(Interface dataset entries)
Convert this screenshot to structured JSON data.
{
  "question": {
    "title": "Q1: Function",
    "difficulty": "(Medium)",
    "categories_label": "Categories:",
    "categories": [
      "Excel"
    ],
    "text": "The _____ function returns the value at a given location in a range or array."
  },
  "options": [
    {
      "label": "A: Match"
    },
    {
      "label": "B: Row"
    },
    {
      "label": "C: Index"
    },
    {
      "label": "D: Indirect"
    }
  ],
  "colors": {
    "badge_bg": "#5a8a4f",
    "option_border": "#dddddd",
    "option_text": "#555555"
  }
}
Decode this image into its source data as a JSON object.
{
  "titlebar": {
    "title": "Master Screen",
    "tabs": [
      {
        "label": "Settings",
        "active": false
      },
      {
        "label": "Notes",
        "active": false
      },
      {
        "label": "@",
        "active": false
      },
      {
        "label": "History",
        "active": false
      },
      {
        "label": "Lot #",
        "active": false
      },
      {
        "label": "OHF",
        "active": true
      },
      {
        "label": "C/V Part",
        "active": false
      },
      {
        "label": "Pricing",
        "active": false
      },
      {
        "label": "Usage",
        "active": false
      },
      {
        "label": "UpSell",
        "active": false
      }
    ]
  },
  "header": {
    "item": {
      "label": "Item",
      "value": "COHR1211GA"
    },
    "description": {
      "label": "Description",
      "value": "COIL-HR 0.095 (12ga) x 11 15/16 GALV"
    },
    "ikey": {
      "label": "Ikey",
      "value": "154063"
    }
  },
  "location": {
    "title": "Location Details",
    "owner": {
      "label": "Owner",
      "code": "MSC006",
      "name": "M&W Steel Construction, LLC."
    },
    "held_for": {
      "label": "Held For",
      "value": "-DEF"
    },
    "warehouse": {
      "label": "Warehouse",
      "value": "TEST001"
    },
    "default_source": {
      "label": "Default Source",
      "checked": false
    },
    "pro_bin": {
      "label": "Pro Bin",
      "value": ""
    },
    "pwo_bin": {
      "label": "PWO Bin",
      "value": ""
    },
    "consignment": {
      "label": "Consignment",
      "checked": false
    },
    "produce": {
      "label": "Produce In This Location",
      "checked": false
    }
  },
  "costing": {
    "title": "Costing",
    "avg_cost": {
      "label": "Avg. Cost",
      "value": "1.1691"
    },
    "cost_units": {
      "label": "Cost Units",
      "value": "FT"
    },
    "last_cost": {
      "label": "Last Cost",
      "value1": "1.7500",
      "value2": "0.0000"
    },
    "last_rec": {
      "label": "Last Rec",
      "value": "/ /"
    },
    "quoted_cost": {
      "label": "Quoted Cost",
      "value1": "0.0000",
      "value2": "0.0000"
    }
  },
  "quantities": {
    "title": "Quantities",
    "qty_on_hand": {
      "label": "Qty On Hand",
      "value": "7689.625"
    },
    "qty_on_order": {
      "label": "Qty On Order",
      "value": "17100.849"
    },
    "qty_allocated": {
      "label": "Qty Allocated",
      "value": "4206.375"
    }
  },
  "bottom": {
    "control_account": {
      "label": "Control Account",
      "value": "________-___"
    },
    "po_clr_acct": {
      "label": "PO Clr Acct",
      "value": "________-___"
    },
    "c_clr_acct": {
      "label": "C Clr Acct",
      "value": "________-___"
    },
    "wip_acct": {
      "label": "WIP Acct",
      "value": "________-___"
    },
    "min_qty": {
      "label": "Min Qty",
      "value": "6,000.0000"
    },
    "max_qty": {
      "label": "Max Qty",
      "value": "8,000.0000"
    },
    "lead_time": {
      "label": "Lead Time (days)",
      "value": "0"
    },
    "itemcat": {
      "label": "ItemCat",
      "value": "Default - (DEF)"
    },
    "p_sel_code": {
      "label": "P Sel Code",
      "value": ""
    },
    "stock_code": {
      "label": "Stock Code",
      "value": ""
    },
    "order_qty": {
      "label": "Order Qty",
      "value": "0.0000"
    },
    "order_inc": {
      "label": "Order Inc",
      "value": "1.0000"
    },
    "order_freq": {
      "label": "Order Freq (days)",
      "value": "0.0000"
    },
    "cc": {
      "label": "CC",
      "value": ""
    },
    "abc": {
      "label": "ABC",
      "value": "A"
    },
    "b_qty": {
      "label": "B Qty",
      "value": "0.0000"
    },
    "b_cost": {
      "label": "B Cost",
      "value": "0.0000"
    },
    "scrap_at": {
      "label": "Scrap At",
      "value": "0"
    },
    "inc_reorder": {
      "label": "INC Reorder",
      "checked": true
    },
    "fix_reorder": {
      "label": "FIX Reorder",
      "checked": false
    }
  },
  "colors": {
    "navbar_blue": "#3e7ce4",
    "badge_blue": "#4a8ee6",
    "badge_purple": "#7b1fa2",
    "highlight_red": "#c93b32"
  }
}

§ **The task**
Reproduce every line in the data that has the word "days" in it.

§ **Task output**
      "label": "Lead Time (days)",
      "label": "Order Freq (days)",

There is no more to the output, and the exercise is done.